People across the world are practicing social distancing in response to COVID-19 (Coronavirus), and governments are asking people classed as vulnerable to self isolate completely. This includes people with previous health conditions and seniors aged 65+ with health conditions, or anyone aged 70+.
According to Helping Hands, “There are lots of people needing to maintain social distancing in order to keep themselves protected from infection, but many of these people still require additional support to help them live safely at home.” Now more than ever we’re called on to help the most vulnerable in our community as they navigate these trying times.
So whether you have an ageing neighbor, an elderly parent, a grandparent in care or a friend who falls into this category, now is your time to step up and lend a helping (and thoroughly washed) hand. Here are 5 simple ways to provide valuable support.
Put together practical care packages

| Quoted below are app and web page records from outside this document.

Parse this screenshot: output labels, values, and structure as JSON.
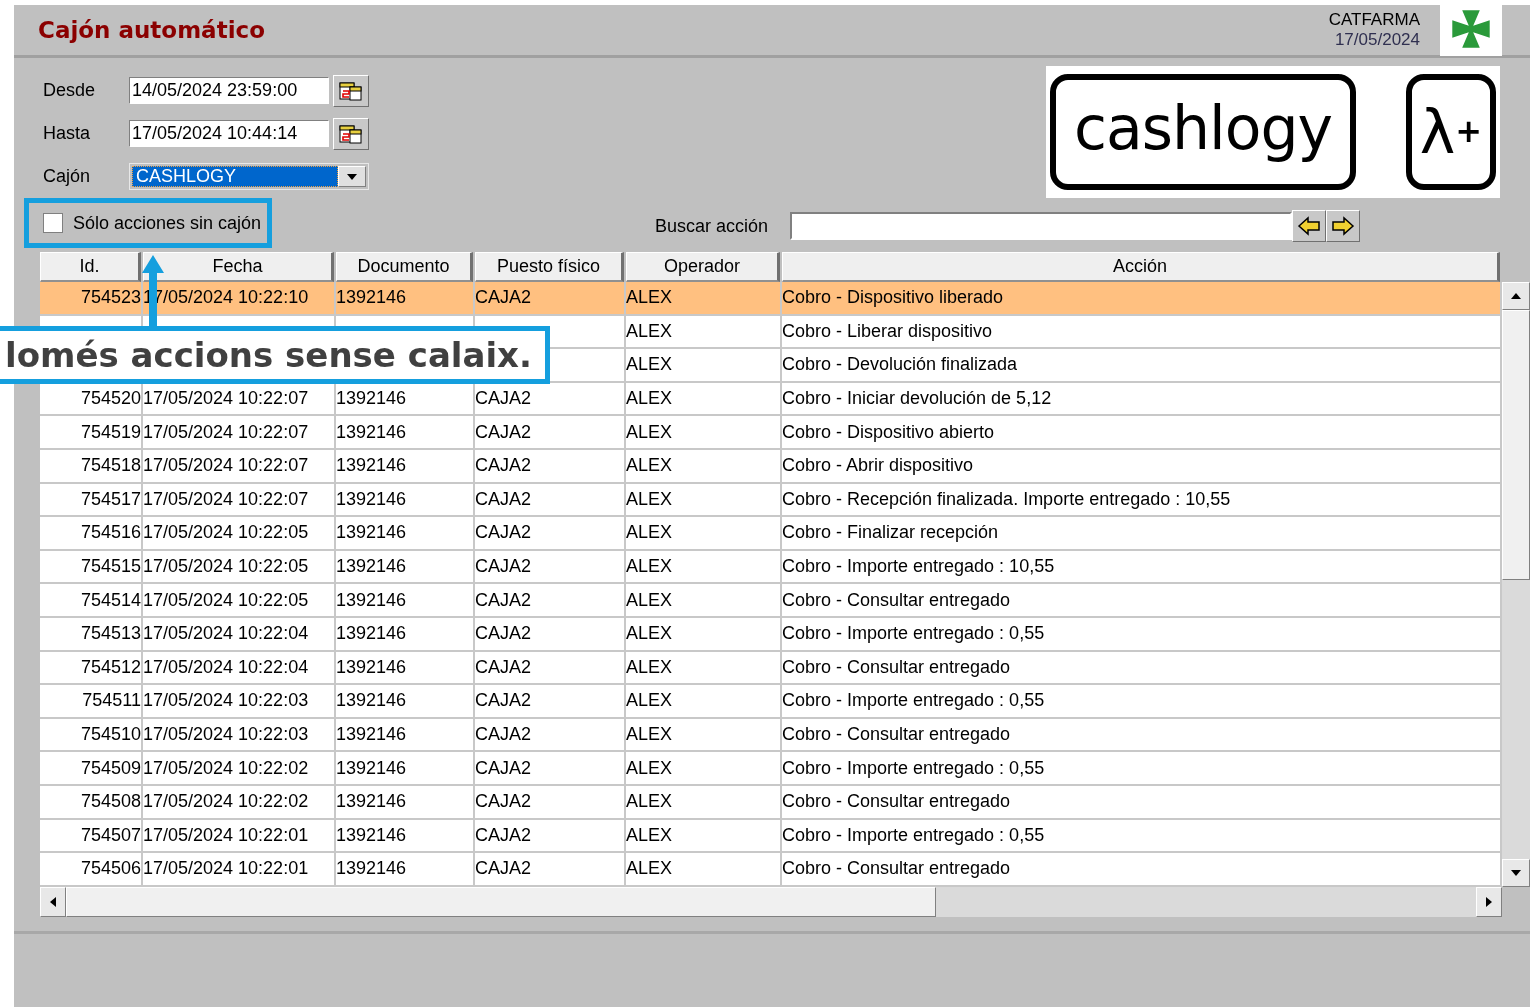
{
  "window": {
    "title": "Cajón automático"
  },
  "header": {
    "company": "CATFARMA",
    "date": "17/05/2024"
  },
  "filters": [
    {
      "label": "Desde",
      "kind": "date",
      "value": "14/05/2024 23:59:00"
    },
    {
      "label": "Hasta",
      "kind": "date",
      "value": "17/05/2024 10:44:14"
    },
    {
      "label": "Cajón",
      "kind": "select",
      "value": "CASHLOGY"
    }
  ],
  "only_without_drawer": {
    "label": "Sólo acciones sin cajón",
    "checked": false
  },
  "search": {
    "label": "Buscar acción"
  },
  "logos": {
    "brand": "cashlogy",
    "mark": "λ$^{+}$"
  },
  "table": {
    "columns": [
      "Id.",
      "Fecha",
      "Documento",
      "Puesto físico",
      "Operador",
      "Acción"
    ],
    "rows": [
      {
        "cells": [
          "754523",
          "17/05/2024 10:22:10",
          "1392146",
          "CAJA2",
          "ALEX",
          "Cobro - Dispositivo liberado"
        ],
        "selected": true
      },
      {
        "cells": [
          "",
          "",
          "",
          "",
          "ALEX",
          "Cobro - Liberar dispositivo"
        ],
        "selected": false
      },
      {
        "cells": [
          "",
          "",
          "",
          "",
          "ALEX",
          "Cobro - Devolución finalizada"
        ],
        "selected": false
      },
      {
        "cells": [
          "754520",
          "17/05/2024 10:22:07",
          "1392146",
          "CAJA2",
          "ALEX",
          "Cobro - Iniciar devolución de 5,12"
        ],
        "selected": false
      },
      {
        "cells": [
          "754519",
          "17/05/2024 10:22:07",
          "1392146",
          "CAJA2",
          "ALEX",
          "Cobro - Dispositivo abierto"
        ],
        "selected": false
      },
      {
        "cells": [
          "754518",
          "17/05/2024 10:22:07",
          "1392146",
          "CAJA2",
          "ALEX",
          "Cobro - Abrir dispositivo"
        ],
        "selected": false
      },
      {
        "cells": [
          "754517",
          "17/05/2024 10:22:07",
          "1392146",
          "CAJA2",
          "ALEX",
          "Cobro - Recepción finalizada. Importe entregado : 10,55"
        ],
        "selected": false
      },
      {
        "cells": [
          "754516",
          "17/05/2024 10:22:05",
          "1392146",
          "CAJA2",
          "ALEX",
          "Cobro - Finalizar recepción"
        ],
        "selected": false
      },
      {
        "cells": [
          "754515",
          "17/05/2024 10:22:05",
          "1392146",
          "CAJA2",
          "ALEX",
          "Cobro - Importe entregado : 10,55"
        ],
        "selected": false
      },
      {
        "cells": [
          "754514",
          "17/05/2024 10:22:05",
          "1392146",
          "CAJA2",
          "ALEX",
          "Cobro - Consultar entregado"
        ],
        "selected": false
      },
      {
        "cells": [
          "754513",
          "17/05/2024 10:22:04",
          "1392146",
          "CAJA2",
          "ALEX",
          "Cobro - Importe entregado : 0,55"
        ],
        "selected": false
      },
      {
        "cells": [
          "754512",
          "17/05/2024 10:22:04",
          "1392146",
          "CAJA2",
          "ALEX",
          "Cobro - Consultar entregado"
        ],
        "selected": false
      },
      {
        "cells": [
          "754511",
          "17/05/2024 10:22:03",
          "1392146",
          "CAJA2",
          "ALEX",
          "Cobro - Importe entregado : 0,55"
        ],
        "selected": false
      },
      {
        "cells": [
          "754510",
          "17/05/2024 10:22:03",
          "1392146",
          "CAJA2",
          "ALEX",
          "Cobro - Consultar entregado"
        ],
        "selected": false
      },
      {
        "cells": [
          "754509",
          "17/05/2024 10:22:02",
          "1392146",
          "CAJA2",
          "ALEX",
          "Cobro - Importe entregado : 0,55"
        ],
        "selected": false
      },
      {
        "cells": [
          "754508",
          "17/05/2024 10:22:02",
          "1392146",
          "CAJA2",
          "ALEX",
          "Cobro - Consultar entregado"
        ],
        "selected": false
      },
      {
        "cells": [
          "754507",
          "17/05/2024 10:22:01",
          "1392146",
          "CAJA2",
          "ALEX",
          "Cobro - Importe entregado : 0,55"
        ],
        "selected": false
      },
      {
        "cells": [
          "754506",
          "17/05/2024 10:22:01",
          "1392146",
          "CAJA2",
          "ALEX",
          "Cobro - Consultar entregado"
        ],
        "selected": false
      }
    ]
  },
  "callout": {
    "text": "lomés accions sense calaix."
  }
}
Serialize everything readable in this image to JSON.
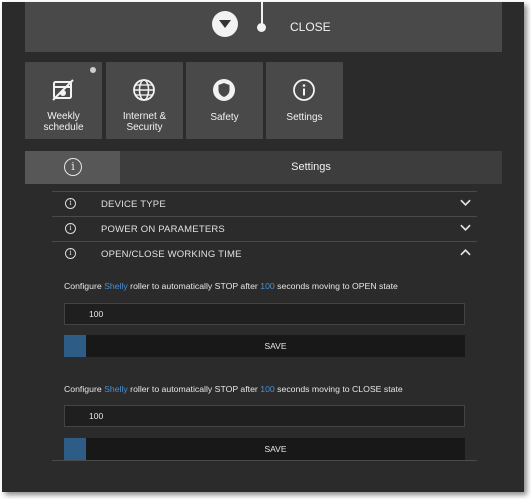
{
  "topbar": {
    "close_label": "CLOSE"
  },
  "tiles": [
    {
      "label_line1": "Weekly",
      "label_line2": "schedule",
      "icon": "calendar-off-icon"
    },
    {
      "label_line1": "Internet &",
      "label_line2": "Security",
      "icon": "globe-icon"
    },
    {
      "label_line1": "Safety",
      "icon": "shield-icon"
    },
    {
      "label_line1": "Settings",
      "icon": "info-icon"
    }
  ],
  "panel": {
    "title": "Settings",
    "info_glyph": "i"
  },
  "sections": [
    {
      "label": "DEVICE TYPE",
      "state": "collapsed"
    },
    {
      "label": "POWER ON PARAMETERS",
      "state": "collapsed"
    },
    {
      "label": "OPEN/CLOSE WORKING TIME",
      "state": "expanded"
    }
  ],
  "open_time": {
    "text_prefix": "Configure ",
    "brand": "Shelly",
    "text_middle": " roller to automatically STOP after ",
    "seconds": "100",
    "text_suffix": " seconds moving to OPEN state",
    "value": "100",
    "save_label": "SAVE"
  },
  "close_time": {
    "text_prefix": "Configure ",
    "brand": "Shelly",
    "text_middle": " roller to automatically STOP after ",
    "seconds": "100",
    "text_suffix": " seconds moving to CLOSE state",
    "value": "100",
    "save_label": "SAVE"
  },
  "colors": {
    "accent_blue": "#4a8fd0",
    "save_square": "#2d5d86",
    "background": "#2b2b2b",
    "tile": "#494949"
  }
}
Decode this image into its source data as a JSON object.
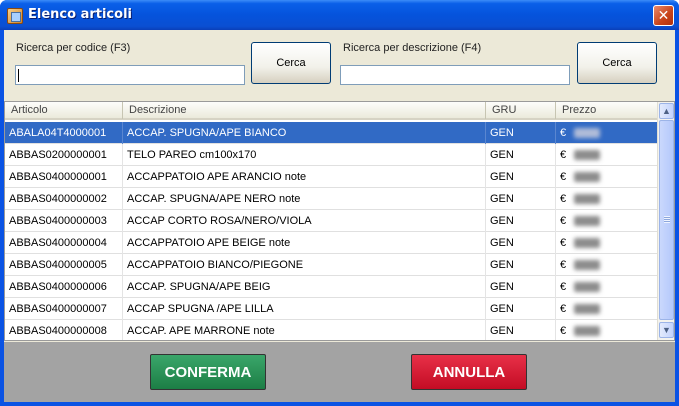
{
  "window": {
    "title": "Elenco articoli",
    "close_glyph": "✕"
  },
  "search": {
    "code_label": "Ricerca per codice (F3)",
    "code_value": "",
    "code_button": "Cerca",
    "desc_label": "Ricerca per descrizione (F4)",
    "desc_value": "",
    "desc_button": "Cerca"
  },
  "grid": {
    "columns": [
      "Articolo",
      "Descrizione",
      "GRU",
      "Prezzo"
    ],
    "currency": "€",
    "rows": [
      {
        "code": "ABALA04T4000001",
        "desc": "ACCAP. SPUGNA/APE BIANCO",
        "group": "GEN",
        "selected": true
      },
      {
        "code": "ABBAS0200000001",
        "desc": "TELO PAREO cm100x170",
        "group": "GEN"
      },
      {
        "code": "ABBAS0400000001",
        "desc": "ACCAPPATOIO APE ARANCIO note",
        "group": "GEN"
      },
      {
        "code": "ABBAS0400000002",
        "desc": "ACCAP. SPUGNA/APE NERO note",
        "group": "GEN"
      },
      {
        "code": "ABBAS0400000003",
        "desc": "ACCAP CORTO ROSA/NERO/VIOLA",
        "group": "GEN"
      },
      {
        "code": "ABBAS0400000004",
        "desc": "ACCAPPATOIO APE BEIGE note",
        "group": "GEN"
      },
      {
        "code": "ABBAS0400000005",
        "desc": "ACCAPPATOIO BIANCO/PIEGONE",
        "group": "GEN"
      },
      {
        "code": "ABBAS0400000006",
        "desc": "ACCAP. SPUGNA/APE BEIG",
        "group": "GEN"
      },
      {
        "code": "ABBAS0400000007",
        "desc": "ACCAP SPUGNA /APE LILLA",
        "group": "GEN"
      },
      {
        "code": "ABBAS0400000008",
        "desc": "ACCAP. APE MARRONE note",
        "group": "GEN"
      }
    ]
  },
  "footer": {
    "confirm_label": "CONFERMA",
    "cancel_label": "ANNULLA"
  },
  "colors": {
    "selection": "#316ac5",
    "confirm": "#1f8a4c",
    "cancel": "#d41a32"
  }
}
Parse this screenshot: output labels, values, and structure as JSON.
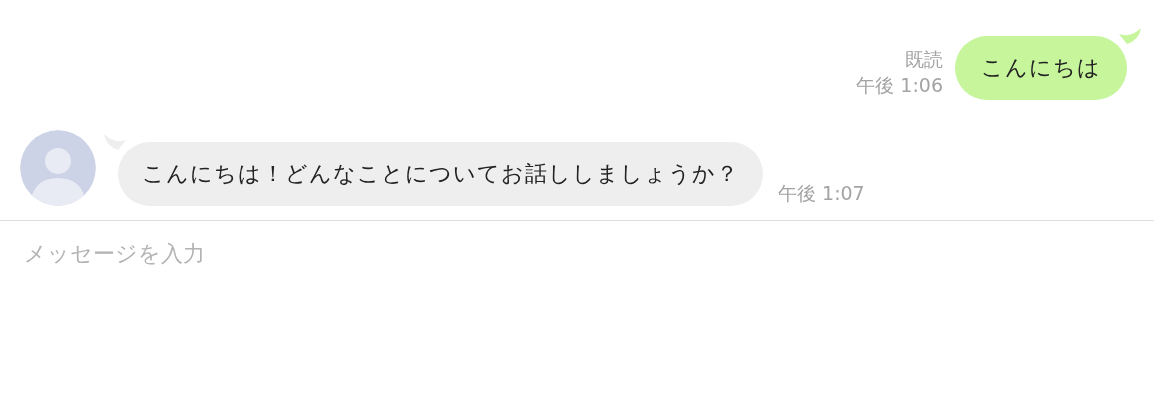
{
  "messages": [
    {
      "kind": "outgoing",
      "text": "こんにちは",
      "read": "既読",
      "time": "午後 1:06"
    },
    {
      "kind": "incoming",
      "text": "こんにちは！どんなことについてお話ししましょうか？",
      "time": "午後 1:07"
    }
  ],
  "input": {
    "placeholder": "メッセージを入力"
  }
}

Whether you’re worried about elderly members of your own family or would simply like to make a gesture and support local care homes in your community, think practically. Household cleaning items will come in handy and can make all the difference when it comes to minimising the risk of contracting the virus. Why not put together a mini care package of antibacterial soap or hand sanitiser, toilet paper, simple cleaning products like bleach and paper towel? Panic buyers may have hoarded supplies making it difficult for others to access them, so if you can, try to rally your street, complex or neighbourhood to donate items that may be in short supply, so they can find their way to those who need them most.
Offer emotional support online or over the phone
“Social distancing” could perhaps be better named “physical distancing” to emphasise that isolation needn’t be total. Those with chronic conditions or elderly people receiving care at a facility or in-home already face the challenge of maintaining a healthy social life. As we all try to manage our mental health and stress levels during the outbreak, dedicate some time for a check-in phone call, or perhaps spend a few hours setting up elderly friends or relatives on chat or messenger platforms so they can connect with others without additional risk to their health. Currently, the postal system has been classed as an essential public service, meaning you can still send letters, post cards or little gifts that are bound to make anyone feel remembered and taken care of.
Share DVDs, games, books or puzzles
While people are increasingly being asked to stay indoors as much as possible in the coming weeks, there are many in our communities who have already been living some form of “lockdown.” The pandemic has caused feelings of uncertainty and insecurity to say the very least, and it’s become vital that we all find creative ways to support our physical and mental health. Help seniors break up monotonous routines or remind them of hobbies and loved ones by sharing photos, interesting books, puzzles or games, or even craft supplies to keep them busy. Spring is coming soon – what about a cheerful houseplant?
Offer to do some grocery shopping or run errands
While many of us are struggling to get hold of groceries, medications or other items, spare a thought for people who may be worried about securing access to chronic medication. Check in with the older people in your life to make sure they have everything they need, and offer to help order and collect prescriptions for them. Looking out for one another in this way can be an immense source of comfort and reassurance. Check also that you’re aware of loved ones’ conditions, the medications they’re on and why, and any doctor’s recommendations. Make sure you understand who to contact in case of emergency – now’s the time to get on the same page with carers or support workers, if applicable.
Be a source of accurate information
Sadly, during times of stress and unpredictability, panic can make people behave in less than helpful ways. Especially seniors unfamiliar with the online world, fear-mongering news stories or social media misinformation can cause distress and even be dangerous. Make sure that you take the time to talk through the facts with elderly loved ones, and share ways they can access neutral, accurate information about the situation as it evolves. What may seem obvious to some may bear explaining or repeating to others, especially if mental health issues or dementia are involved (Download the Australian Government’s Coronavirus app here).
Coronavirus has challenged us all to dig deep, be resourceful, and take care of what really matters. We have a prime opportunity now to think of others and be a source of support where we can – ironically; it’s during these times of social distancing that we need to pull together more than ever.
Are you self-isolating or staying at home during COVID-19? Are you concerned about the wellbeing of a loved one while they self isolate? Watersedge offers remote video counselling so you can receive support and guidance from home.
To book an appointment, contact Colleen on 0434 337 245, Duncan on 0434 331 243 or Rachel on 0442 177 193 for a FREE 10-minute phone consultation on how we can best help you, or press book now.